Marginalized people are typically placed at risk for undesirable outcomes or experience significant adversity throughout their lives. Youth, particularly youth from marginalized communities, such as deaf people, are faced with significant challenges as they transition into adulthood. Despite difficult circumstances, some people are not just able to bounce back from these setbacks but also manage to thrive. The ability to bounce back, thwart challenges, and even thrive in the face of environmental adversity is defined as resilience by some scholars. Little is known about how deaf youth, particularly deaf youth across cultures are resilient. The transformative mixed methods dissertation aims to investigate the unique and common ways in which deaf people from different cultures are resilient. A mixed methods approach helped capture the breadth and depth of the studied phenomenon-resilience. Data were analyzed using descriptive statistics (for the quantitative data) and grounded theory analysis (for the qualitative data). Initial findings were shared with participants and stakeholders for further analysis to maximize the transformative potential of the findings. Results of this research depicted unique and similar ways deaf youth were resilient across Western (local) and non-Western cultures (global) and helped broaden our universal understanding of resilience. Findings will be used as a platform for future research; and, may be utilized to help inform policy and programs to support the potential of individual maximization.
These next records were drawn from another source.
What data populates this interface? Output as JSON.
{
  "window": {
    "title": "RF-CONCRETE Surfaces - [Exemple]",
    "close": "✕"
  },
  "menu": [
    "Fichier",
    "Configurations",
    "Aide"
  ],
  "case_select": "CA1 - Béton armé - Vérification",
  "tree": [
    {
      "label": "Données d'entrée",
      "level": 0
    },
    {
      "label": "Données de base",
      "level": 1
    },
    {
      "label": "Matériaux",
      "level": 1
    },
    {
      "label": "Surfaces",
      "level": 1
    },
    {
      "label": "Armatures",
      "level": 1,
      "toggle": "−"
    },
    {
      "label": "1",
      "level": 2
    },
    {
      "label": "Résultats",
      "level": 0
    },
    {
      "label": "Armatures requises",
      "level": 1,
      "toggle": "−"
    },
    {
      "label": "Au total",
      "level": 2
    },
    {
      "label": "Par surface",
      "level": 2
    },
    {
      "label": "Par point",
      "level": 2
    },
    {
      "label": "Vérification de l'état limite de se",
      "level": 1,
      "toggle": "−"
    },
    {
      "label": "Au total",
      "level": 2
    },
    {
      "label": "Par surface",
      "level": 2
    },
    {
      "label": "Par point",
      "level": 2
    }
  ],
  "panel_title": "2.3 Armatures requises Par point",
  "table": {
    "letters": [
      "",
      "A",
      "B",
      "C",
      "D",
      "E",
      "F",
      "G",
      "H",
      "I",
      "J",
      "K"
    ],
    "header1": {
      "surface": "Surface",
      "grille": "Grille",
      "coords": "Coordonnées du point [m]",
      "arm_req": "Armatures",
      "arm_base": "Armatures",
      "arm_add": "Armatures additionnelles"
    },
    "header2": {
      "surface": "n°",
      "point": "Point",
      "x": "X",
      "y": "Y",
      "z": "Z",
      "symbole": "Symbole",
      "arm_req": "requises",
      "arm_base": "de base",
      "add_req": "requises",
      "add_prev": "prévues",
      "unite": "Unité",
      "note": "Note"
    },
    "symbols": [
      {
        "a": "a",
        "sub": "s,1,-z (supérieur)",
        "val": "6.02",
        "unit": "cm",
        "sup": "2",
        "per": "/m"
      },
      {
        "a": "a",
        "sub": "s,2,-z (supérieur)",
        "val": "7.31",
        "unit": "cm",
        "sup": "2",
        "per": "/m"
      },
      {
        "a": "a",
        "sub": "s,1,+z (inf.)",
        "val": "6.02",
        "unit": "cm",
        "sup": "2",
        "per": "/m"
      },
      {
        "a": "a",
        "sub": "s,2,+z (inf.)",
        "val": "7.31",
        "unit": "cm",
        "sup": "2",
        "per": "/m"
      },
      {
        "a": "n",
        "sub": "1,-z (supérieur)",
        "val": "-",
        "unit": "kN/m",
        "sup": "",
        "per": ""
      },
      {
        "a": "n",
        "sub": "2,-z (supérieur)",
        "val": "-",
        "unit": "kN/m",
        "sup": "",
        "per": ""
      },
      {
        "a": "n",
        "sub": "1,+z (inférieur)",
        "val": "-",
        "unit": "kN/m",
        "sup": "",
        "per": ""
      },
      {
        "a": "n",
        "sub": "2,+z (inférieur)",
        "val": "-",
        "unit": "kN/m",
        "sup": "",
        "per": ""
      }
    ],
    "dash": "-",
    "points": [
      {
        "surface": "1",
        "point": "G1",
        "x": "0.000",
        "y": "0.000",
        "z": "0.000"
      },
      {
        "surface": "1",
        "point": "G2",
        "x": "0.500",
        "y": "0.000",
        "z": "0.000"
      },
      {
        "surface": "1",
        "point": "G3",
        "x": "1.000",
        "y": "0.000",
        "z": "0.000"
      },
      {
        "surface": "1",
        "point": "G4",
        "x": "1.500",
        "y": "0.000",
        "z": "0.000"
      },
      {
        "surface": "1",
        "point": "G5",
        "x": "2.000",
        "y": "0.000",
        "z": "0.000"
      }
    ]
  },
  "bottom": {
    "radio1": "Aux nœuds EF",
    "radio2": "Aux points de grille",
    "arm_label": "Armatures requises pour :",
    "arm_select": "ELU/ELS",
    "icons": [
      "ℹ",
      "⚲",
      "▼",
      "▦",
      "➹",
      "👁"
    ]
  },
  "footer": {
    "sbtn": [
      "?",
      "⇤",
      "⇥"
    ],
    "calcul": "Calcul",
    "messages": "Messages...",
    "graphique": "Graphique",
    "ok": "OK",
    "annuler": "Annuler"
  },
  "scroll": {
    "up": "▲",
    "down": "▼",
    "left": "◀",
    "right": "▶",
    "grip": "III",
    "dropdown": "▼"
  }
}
Keywords: resilience, cross-cultural, deaf, youth, transformative, mixed methods 111
|Advisor:||Thurmann, Helen, Morere, Donna|
|Commitee:||Rashid, Khadijat, Mitchiner, Julie, Appanah, Thangi|
|School Location:||United States -- District of Columbia|
|Source:||DAI-A 81/6(E), Dissertation Abstracts International|
|Subjects:||Education, Disability studies, Social research|
|Keywords:||Cross-Cultural, Deaf, Youth|
Copyright in each Dissertation and Thesis is retained by the author. All Rights Reserved
The supplemental file or files you are about to download were provided to ProQuest by the author as part of a
dissertation or thesis. The supplemental files are provided "AS IS" without warranty. ProQuest is not responsible for the
content, format or impact on the supplemental file(s) on our system. in some cases, the file type may be unknown or
may be a .exe file. We recommend caution as you open such files.
Copyright of the original materials contained in the supplemental file is retained by the author and your access to the
supplemental files is subject to the ProQuest Terms and Conditions of use.
Depending on the size of the file(s) you are downloading, the system may take some time to download them. Please be